It’s the futuristic, slightly-run-down city of Brody’s Ghost that in some ways feels like the strongest secondary character in the series. Crilley draws a gorgeous city spread in each volume, giving you the sense of a place that’s existed for ages, but has probably seen better days. Crilley doesn’t fall into the trap of making a city look identical throughout its streets; the area where Nicole works looks much more picked up and well-off than the alleyway where Brody is attacked by the L47 gang, for instance, or the older and neglected neighborhood of the Shinshoji Temple. Every time you think you’ve seen the city as a whole, we get another angle of its presence, from the suspended freeways jammed full of commuter traffic, to the boarded up office building taken over by the L47s.
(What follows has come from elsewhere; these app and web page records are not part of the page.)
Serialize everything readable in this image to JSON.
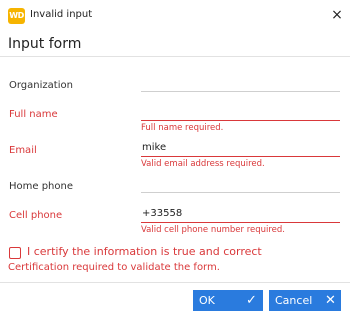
{
  "window": {
    "icon_text": "WD",
    "title": "Invalid input",
    "close_symbol": "×"
  },
  "form": {
    "header": "Input form",
    "fields": [
      {
        "label": "Organization",
        "value": "",
        "error": ""
      },
      {
        "label": "Full name",
        "value": "",
        "error": "Full name required."
      },
      {
        "label": "Email",
        "value": "mike",
        "error": "Valid email address required."
      },
      {
        "label": "Home phone",
        "value": "",
        "error": ""
      },
      {
        "label": "Cell phone",
        "value": "+33558",
        "error": "Valid cell phone number required."
      }
    ],
    "certify": {
      "label": "I certify the information is true and correct",
      "checked": false,
      "error": "Certification required to validate the form."
    }
  },
  "buttons": {
    "ok": {
      "label": "OK",
      "icon": "check-icon"
    },
    "cancel": {
      "label": "Cancel",
      "icon": "close-icon"
    }
  },
  "colors": {
    "error": "#d9383a",
    "accent": "#2a7bde",
    "app_icon": "#f6b400"
  }
}
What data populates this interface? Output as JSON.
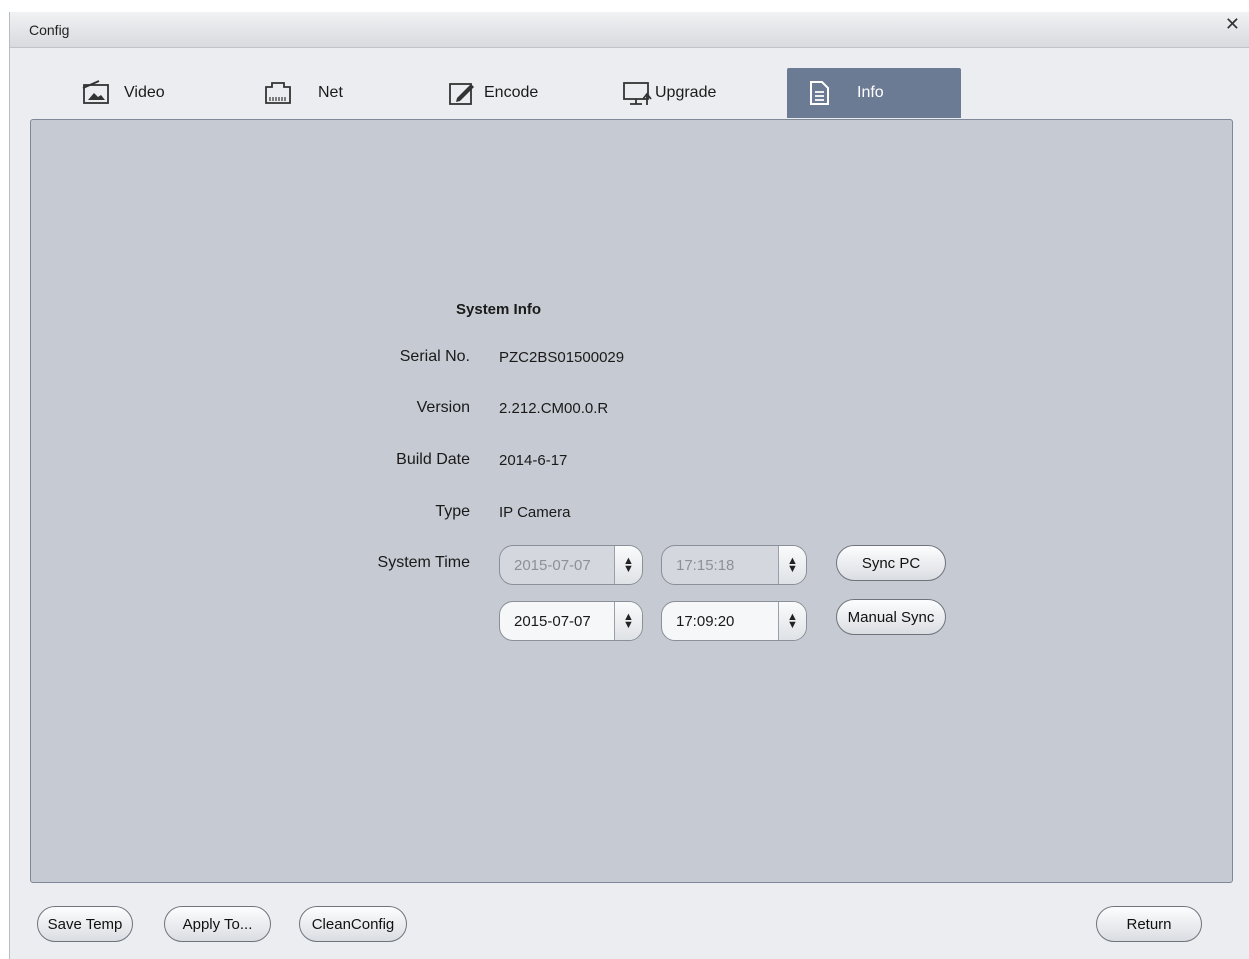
{
  "window": {
    "title": "Config",
    "close_glyph": "✕"
  },
  "tabs": [
    {
      "label": "Video",
      "icon": "picture-icon"
    },
    {
      "label": "Net",
      "icon": "network-port-icon"
    },
    {
      "label": "Encode",
      "icon": "edit-icon"
    },
    {
      "label": "Upgrade",
      "icon": "monitor-upload-icon"
    },
    {
      "label": "Info",
      "icon": "document-icon",
      "active": true
    }
  ],
  "info": {
    "heading": "System Info",
    "serial_label": "Serial No.",
    "serial_value": "PZC2BS01500029",
    "version_label": "Version",
    "version_value": "2.212.CM00.0.R",
    "build_label": "Build Date",
    "build_value": "2014-6-17",
    "type_label": "Type",
    "type_value": "IP Camera",
    "system_time_label": "System Time",
    "pc_date": "2015-07-07",
    "pc_time": "17:15:18",
    "device_date": "2015-07-07",
    "device_time": "17:09:20",
    "sync_pc_label": "Sync PC",
    "manual_sync_label": "Manual Sync"
  },
  "footer": {
    "save_temp": "Save Temp",
    "apply_to": "Apply To...",
    "clean_config": "CleanConfig",
    "return": "Return"
  },
  "colors": {
    "active_tab": "#6c7b94",
    "panel_bg": "#c6cad2",
    "window_bg": "#ebedf1"
  }
}
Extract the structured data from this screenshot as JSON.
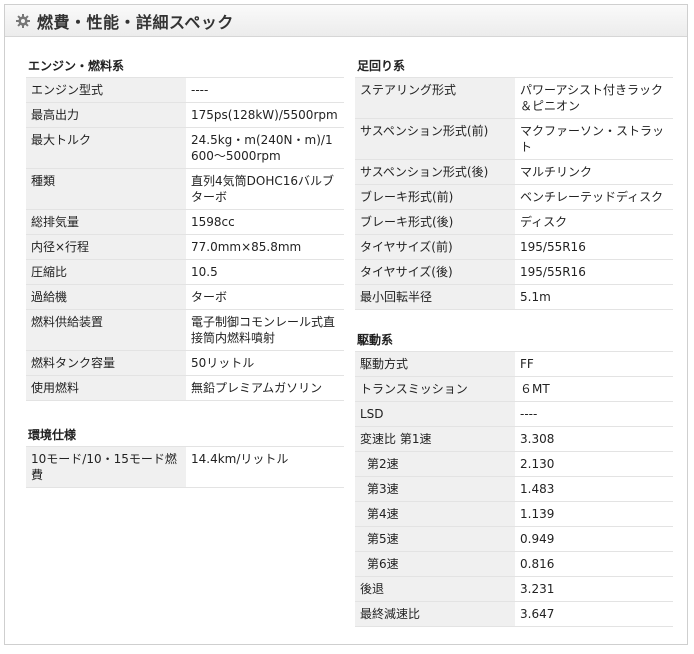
{
  "header": {
    "title": "燃費・性能・詳細スペック",
    "icon": "gear-icon"
  },
  "engine": {
    "title": "エンジン・燃料系",
    "rows": [
      [
        "エンジン型式",
        "----"
      ],
      [
        "最高出力",
        "175ps(128kW)/5500rpm"
      ],
      [
        "最大トルク",
        "24.5kg・m(240N・m)/1600～5000rpm"
      ],
      [
        "種類",
        "直列4気筒DOHC16バルブターボ"
      ],
      [
        "総排気量",
        "1598cc"
      ],
      [
        "内径×行程",
        "77.0mm×85.8mm"
      ],
      [
        "圧縮比",
        "10.5"
      ],
      [
        "過給機",
        "ターボ"
      ],
      [
        "燃料供給装置",
        "電子制御コモンレール式直接筒内燃料噴射"
      ],
      [
        "燃料タンク容量",
        "50リットル"
      ],
      [
        "使用燃料",
        "無鉛プレミアムガソリン"
      ]
    ]
  },
  "environment": {
    "title": "環境仕様",
    "rows": [
      [
        "10モード/10・15モード燃費",
        "14.4km/リットル"
      ]
    ]
  },
  "suspension": {
    "title": "足回り系",
    "rows": [
      [
        "ステアリング形式",
        "パワーアシスト付きラック＆ピニオン"
      ],
      [
        "サスペンション形式(前)",
        "マクファーソン・ストラット"
      ],
      [
        "サスペンション形式(後)",
        "マルチリンク"
      ],
      [
        "ブレーキ形式(前)",
        "ベンチレーテッドディスク"
      ],
      [
        "ブレーキ形式(後)",
        "ディスク"
      ],
      [
        "タイヤサイズ(前)",
        "195/55R16"
      ],
      [
        "タイヤサイズ(後)",
        "195/55R16"
      ],
      [
        "最小回転半径",
        "5.1m"
      ]
    ]
  },
  "drive": {
    "title": "駆動系",
    "rows": [
      [
        "駆動方式",
        "FF"
      ],
      [
        "トランスミッション",
        "６MT"
      ],
      [
        "LSD",
        "----"
      ],
      [
        "変速比 第1速",
        "3.308"
      ],
      [
        "第2速",
        "2.130"
      ],
      [
        "第3速",
        "1.483"
      ],
      [
        "第4速",
        "1.139"
      ],
      [
        "第5速",
        "0.949"
      ],
      [
        "第6速",
        "0.816"
      ],
      [
        "後退",
        "3.231"
      ],
      [
        "最終減速比",
        "3.647"
      ]
    ]
  }
}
And of course, the people in the book look great. The scene where Brody first meets Talia, for example, is great not only because of how it’s written but how Crilley stages it. From the intense stare doled out by Talia, to Brody’s utterly petrified and wigged-out expression, you get an instant sense of how both characters feel in that moment. Crilley in general is good about telling his story in part through the art; watching Brody’s transformation also shift him from slovenly to put-together is a good visual hallmark of his progress, and the ever shifting face of Talia says more than any words could. Brody’s Ghost is also the most action-oriented comic I think I’ve read by Crilley, and he tackles it with aplomb. I like how he shifts his normally clean, carefully crafted figures into a rougher and jagged style when Brody’s being buzzed by the L47 gang’s motorcycles, for instance; it makes a static image actually feel fast and in motion, as well as a little dangerous.
Brody’s Ghost is a fun book so far; with a planned six volumes, we’re far enough into the story now to get a strong sense of where it’s going, and at the same time I appreciate that each book has ended with a strong lead-in to the next installment. And of course, with each volume already having a spine, a nice cover stock, and crisp paper, there’s no need to "wait for the trade" here; it already looks good on your bookshelf. Crilley fans, I suspect, don’t need any nudge into picking up Brody’s Ghost. For everyone else, though? This is a great way to spend an afternoon, and I’m eager to see what the next step in Brody’s journey as a hero will be. Good stuff.